Since 1999, Mr. Rofes split his time between San Francisco and Arcata, where he was an associate professor of education at Humboldt State University. He was a member of the Pacific Sociological Association and the American Educational Research Association.
Mr. Rofes wrote or edited 12 books on a variety of topics, from The Kids Book on Divorce (1981) to A Radical Rethinking of Sexuality and Schooling: Status Quo or Status Queer (2005). Among his best-known works were Reviving the Tribe (1996) and Dry Bones Breathe (1998), about gay men's responses to HIV/AIDS. At the time of his death, he was working on a book about the lives of gay men in the 1970s.
"Eric Rofes was an extraordinary visionary and a brilliant organizer, speaking out about the current war in Iraq, HIV and AIDS, the beauty and danger of sexuality, and his pride as a bear and a leatherman," said NGLTF senior strategist Amber Hollibaugh. "He took what he knew, what he believed, and used it to create progressive possibilities for social change; he was a man who struggled to understand his own privilege and vulnerabilities, and a person who dared to love powerfully, fully, and deeply."
"No better memorial can be built to him than to walk his path to freedom, to liberation, and to democracy," added Creating Change director and longtime friend Sue Hyde.
In addition to Hollings, Mr. Rofes is survived by his mother Paula Casey-Rofes; his brother Peter Rofes and sister-in-law Ruth, nephew Lex; and many loving friends.
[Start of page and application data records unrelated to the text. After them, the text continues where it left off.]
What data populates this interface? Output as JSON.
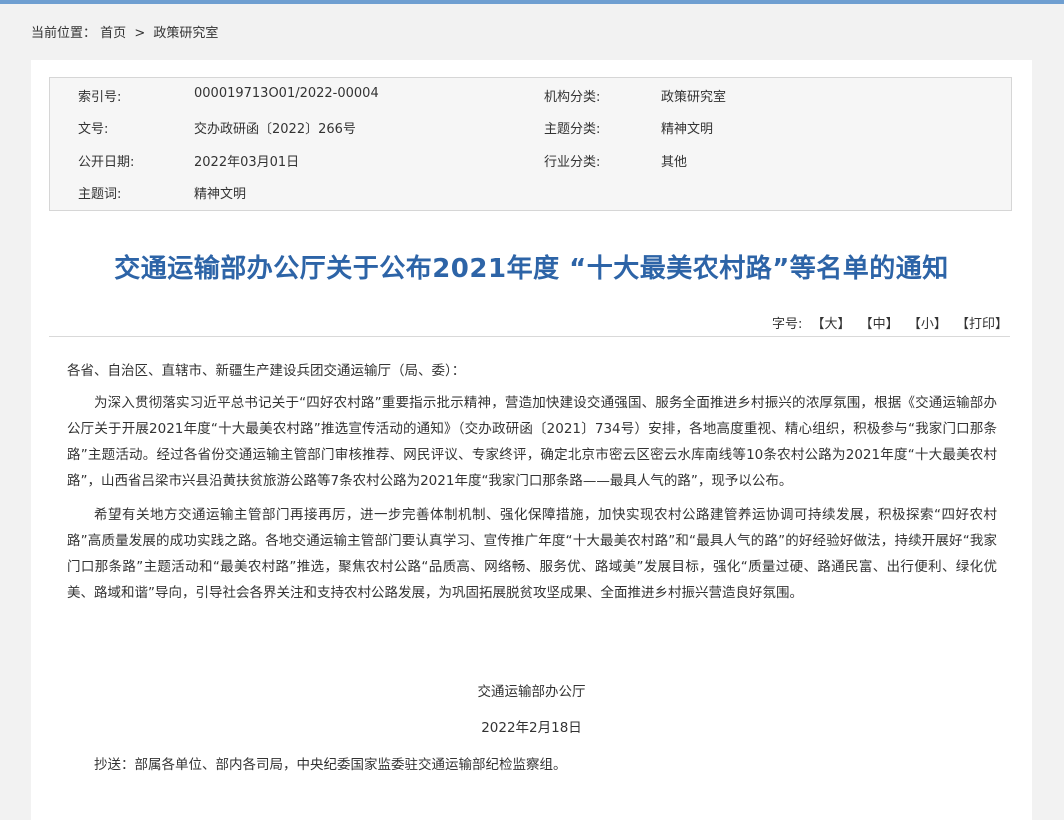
{
  "breadcrumb": {
    "prefix": "当前位置：",
    "home": "首页",
    "separator": ">",
    "current": "政策研究室"
  },
  "meta": {
    "index_label": "索引号:",
    "index_value": "000019713O01/2022-00004",
    "org_label": "机构分类:",
    "org_value": "政策研究室",
    "docno_label": "文号:",
    "docno_value": "交办政研函〔2022〕266号",
    "topic_label": "主题分类:",
    "topic_value": "精神文明",
    "date_label": "公开日期:",
    "date_value": "2022年03月01日",
    "industry_label": "行业分类:",
    "industry_value": "其他",
    "keyword_label": "主题词:",
    "keyword_value": "精神文明"
  },
  "article": {
    "title": "交通运输部办公厅关于公布2021年度 “十大最美农村路”等名单的通知",
    "fontsize": {
      "label": "字号:",
      "large": "【大】",
      "medium": "【中】",
      "small": "【小】",
      "print": "【打印】"
    },
    "salutation": "各省、自治区、直辖市、新疆生产建设兵团交通运输厅（局、委）：",
    "para1": "为深入贯彻落实习近平总书记关于“四好农村路”重要指示批示精神，营造加快建设交通强国、服务全面推进乡村振兴的浓厚氛围，根据《交通运输部办公厅关于开展2021年度“十大最美农村路”推选宣传活动的通知》（交办政研函〔2021〕734号）安排，各地高度重视、精心组织，积极参与“我家门口那条路”主题活动。经过各省份交通运输主管部门审核推荐、网民评议、专家终评，确定北京市密云区密云水库南线等10条农村公路为2021年度“十大最美农村路”，山西省吕梁市兴县沿黄扶贫旅游公路等7条农村公路为2021年度“我家门口那条路——最具人气的路”，现予以公布。",
    "para2": "希望有关地方交通运输主管部门再接再厉，进一步完善体制机制、强化保障措施，加快实现农村公路建管养运协调可持续发展，积极探索“四好农村路”高质量发展的成功实践之路。各地交通运输主管部门要认真学习、宣传推广年度“十大最美农村路”和“最具人气的路”的好经验好做法，持续开展好“我家门口那条路”主题活动和“最美农村路”推选，聚焦农村公路“品质高、网络畅、服务优、路域美”发展目标，强化“质量过硬、路通民富、出行便利、绿化优美、路域和谐”导向，引导社会各界关注和支持农村公路发展，为巩固拓展脱贫攻坚成果、全面推进乡村振兴营造良好氛围。",
    "signature": "交通运输部办公厅",
    "date": "2022年2月18日",
    "cc": "抄送：部属各单位、部内各司局，中央纪委国家监委驻交通运输部纪检监察组。"
  }
}
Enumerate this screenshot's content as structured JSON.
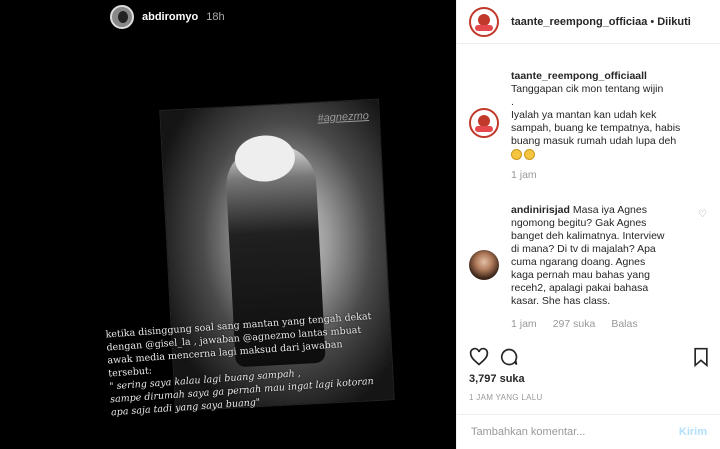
{
  "story": {
    "username": "abdiromyo",
    "time": "18h",
    "photo_tag": "#agnezmo",
    "caption": [
      "ketika disinggung soal sang mantan yang tengah dekat",
      "dengan @gisel_la , jawaban @agnezmo lantas mbuat",
      "awak media mencerna lagi maksud dari jawaban",
      "tersebut:"
    ],
    "quote": [
      "\" sering saya kalau lagi buang sampah ,",
      "sampe dirumah saya ga pernah mau ingat lagi kotoran",
      "apa saja tadi yang saya buang\""
    ]
  },
  "post": {
    "username": "taante_reempong_officiaa",
    "separator": "•",
    "follow_label": "Diikuti"
  },
  "comments": [
    {
      "username": "taante_reempong_officiaall",
      "lines": [
        "Tanggapan cik mon tentang wijin",
        ".",
        "Iyalah ya mantan kan udah kek",
        "sampah, buang ke tempatnya, habis",
        "buang masuk rumah udah lupa deh"
      ],
      "time": "1 jam"
    },
    {
      "username": "andinirisjad",
      "lines": [
        "Masa iya Agnes",
        "ngomong begitu? Gak Agnes",
        "banget deh kalimatnya. Interview",
        "di mana? Di tv di majalah? Apa",
        "cuma ngarang doang. Agnes",
        "kaga pernah mau bahas yang",
        "receh2, apalagi pakai bahasa",
        "kasar. She has class."
      ],
      "time": "1 jam",
      "likes": "297 suka",
      "reply": "Balas"
    }
  ],
  "footer": {
    "likes": "3,797 suka",
    "time_ago": "1 JAM YANG LALU",
    "comment_placeholder": "Tambahkan komentar...",
    "post_label": "Kirim"
  }
}
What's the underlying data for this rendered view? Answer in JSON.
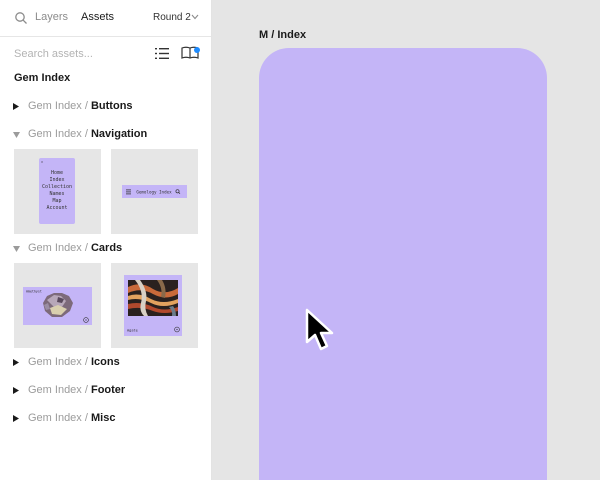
{
  "header": {
    "tabs": [
      {
        "label": "Layers"
      },
      {
        "label": "Assets"
      }
    ],
    "page_selector": "Round 2"
  },
  "search": {
    "placeholder": "Search assets..."
  },
  "library": {
    "title": "Gem Index",
    "groups": [
      {
        "prefix": "Gem Index / ",
        "name": "Buttons",
        "expanded": false
      },
      {
        "prefix": "Gem Index / ",
        "name": "Navigation",
        "expanded": true
      },
      {
        "prefix": "Gem Index / ",
        "name": "Cards",
        "expanded": true
      },
      {
        "prefix": "Gem Index / ",
        "name": "Icons",
        "expanded": false
      },
      {
        "prefix": "Gem Index / ",
        "name": "Footer",
        "expanded": false
      },
      {
        "prefix": "Gem Index / ",
        "name": "Misc",
        "expanded": false
      }
    ],
    "nav_thumbs": {
      "menu_items": [
        "Home",
        "Index",
        "Collection",
        "Names",
        "Map",
        "Account"
      ],
      "bar_title": "Gemology Index"
    },
    "card_thumbs": {
      "card1_label": "Amethyst",
      "card2_label": "Agate"
    }
  },
  "canvas": {
    "frame_label": "M / Index",
    "frame_color": "#c4b5f7"
  },
  "colors": {
    "accent_purple": "#c4b5f7",
    "notification_blue": "#1e8cff"
  }
}
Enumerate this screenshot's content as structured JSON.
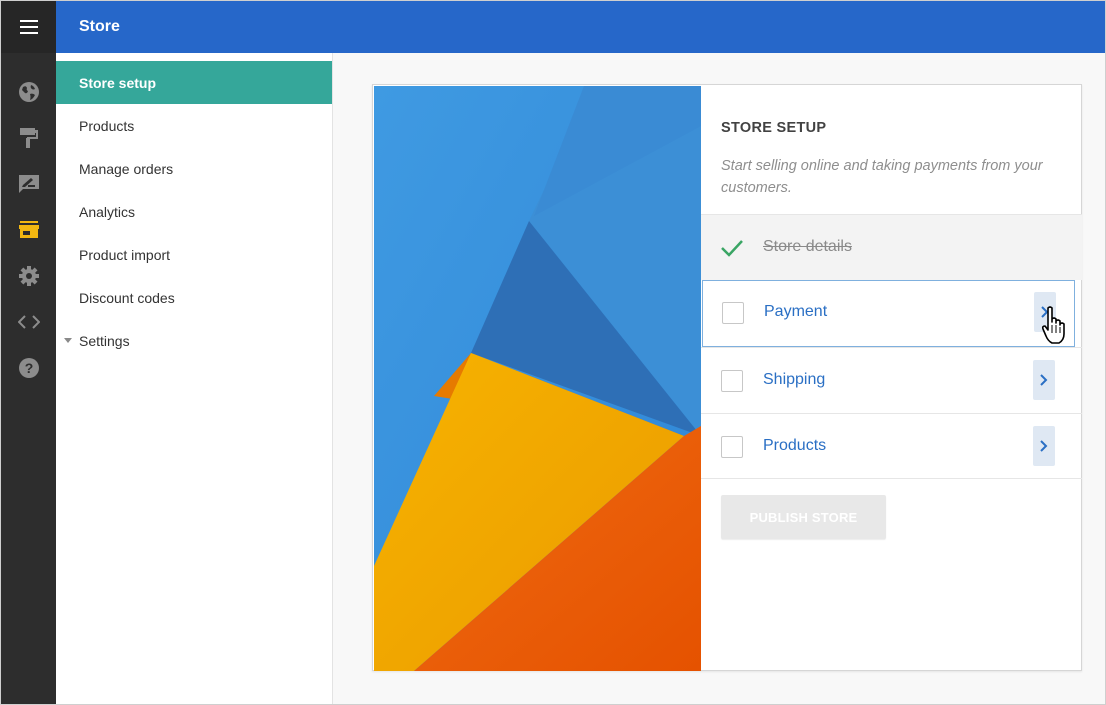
{
  "header": {
    "title": "Store"
  },
  "rail": {
    "icons": [
      "menu-icon",
      "globe-icon",
      "paint-roller-icon",
      "signature-icon",
      "store-icon",
      "gear-icon",
      "code-icon",
      "help-icon"
    ],
    "active_color": "#f2b711"
  },
  "sidebar": {
    "items": [
      {
        "label": "Store setup",
        "active": true
      },
      {
        "label": "Products"
      },
      {
        "label": "Manage orders"
      },
      {
        "label": "Analytics"
      },
      {
        "label": "Product import"
      },
      {
        "label": "Discount codes"
      },
      {
        "label": "Settings",
        "expandable": true
      }
    ]
  },
  "setup": {
    "heading": "STORE SETUP",
    "subtitle": "Start selling online and taking payments from your customers.",
    "tasks": [
      {
        "label": "Store details",
        "done": true
      },
      {
        "label": "Payment",
        "done": false
      },
      {
        "label": "Shipping",
        "done": false
      },
      {
        "label": "Products",
        "done": false
      }
    ],
    "publish_label": "PUBLISH STORE"
  },
  "colors": {
    "topbar": "#2667c9",
    "rail": "#2d2d2d",
    "active_item": "#35a79a",
    "link": "#2a6fc4",
    "check": "#3aa564"
  }
}
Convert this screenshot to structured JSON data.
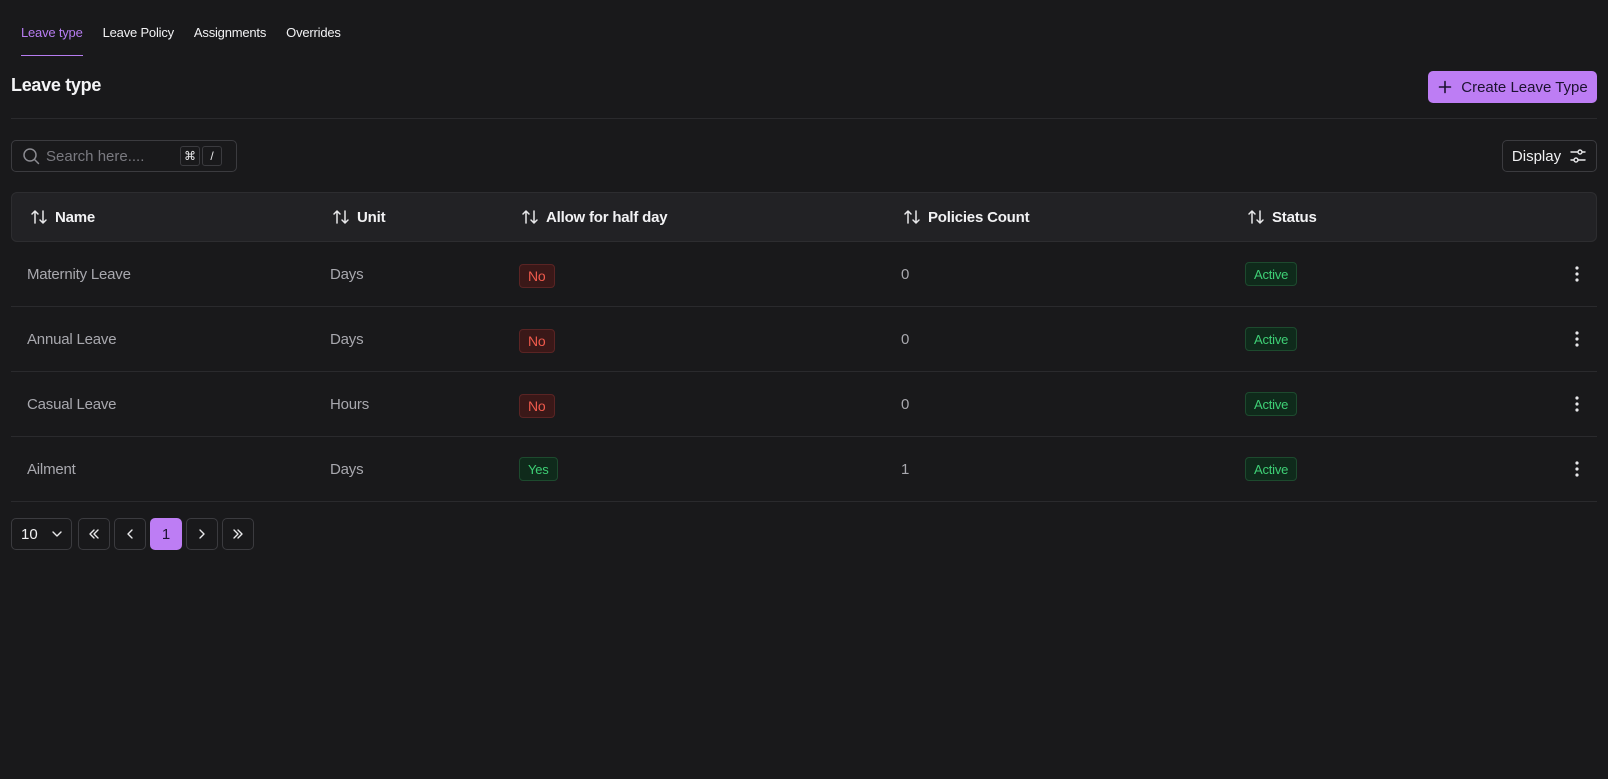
{
  "tabs": [
    {
      "label": "Leave type",
      "active": true
    },
    {
      "label": "Leave Policy",
      "active": false
    },
    {
      "label": "Assignments",
      "active": false
    },
    {
      "label": "Overrides",
      "active": false
    }
  ],
  "header": {
    "title": "Leave type",
    "create_label": "Create Leave Type"
  },
  "toolbar": {
    "search_placeholder": "Search here....",
    "shortcut_key_1": "⌘",
    "shortcut_key_2": "/",
    "display_label": "Display"
  },
  "table": {
    "columns": [
      "Name",
      "Unit",
      "Allow for half day",
      "Policies Count",
      "Status"
    ],
    "rows": [
      {
        "name": "Maternity Leave",
        "unit": "Days",
        "half_day": "No",
        "policies_count": "0",
        "status": "Active"
      },
      {
        "name": "Annual Leave",
        "unit": "Days",
        "half_day": "No",
        "policies_count": "0",
        "status": "Active"
      },
      {
        "name": "Casual Leave",
        "unit": "Hours",
        "half_day": "No",
        "policies_count": "0",
        "status": "Active"
      },
      {
        "name": "Ailment",
        "unit": "Days",
        "half_day": "Yes",
        "policies_count": "1",
        "status": "Active"
      }
    ]
  },
  "pagination": {
    "page_size": "10",
    "current_page": "1"
  },
  "colors": {
    "accent": "#bd7df4",
    "background": "#19191b",
    "positive": "#3ecf75",
    "negative": "#f05a4c"
  }
}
A funeral service was held Wednesday, June 28, in Provincetown. A San Francisco memorial service is planned for July 15 at 3 p.m. at the Metropolitan Community Church-San Francisco, at 150 Eureka Street in the Castro.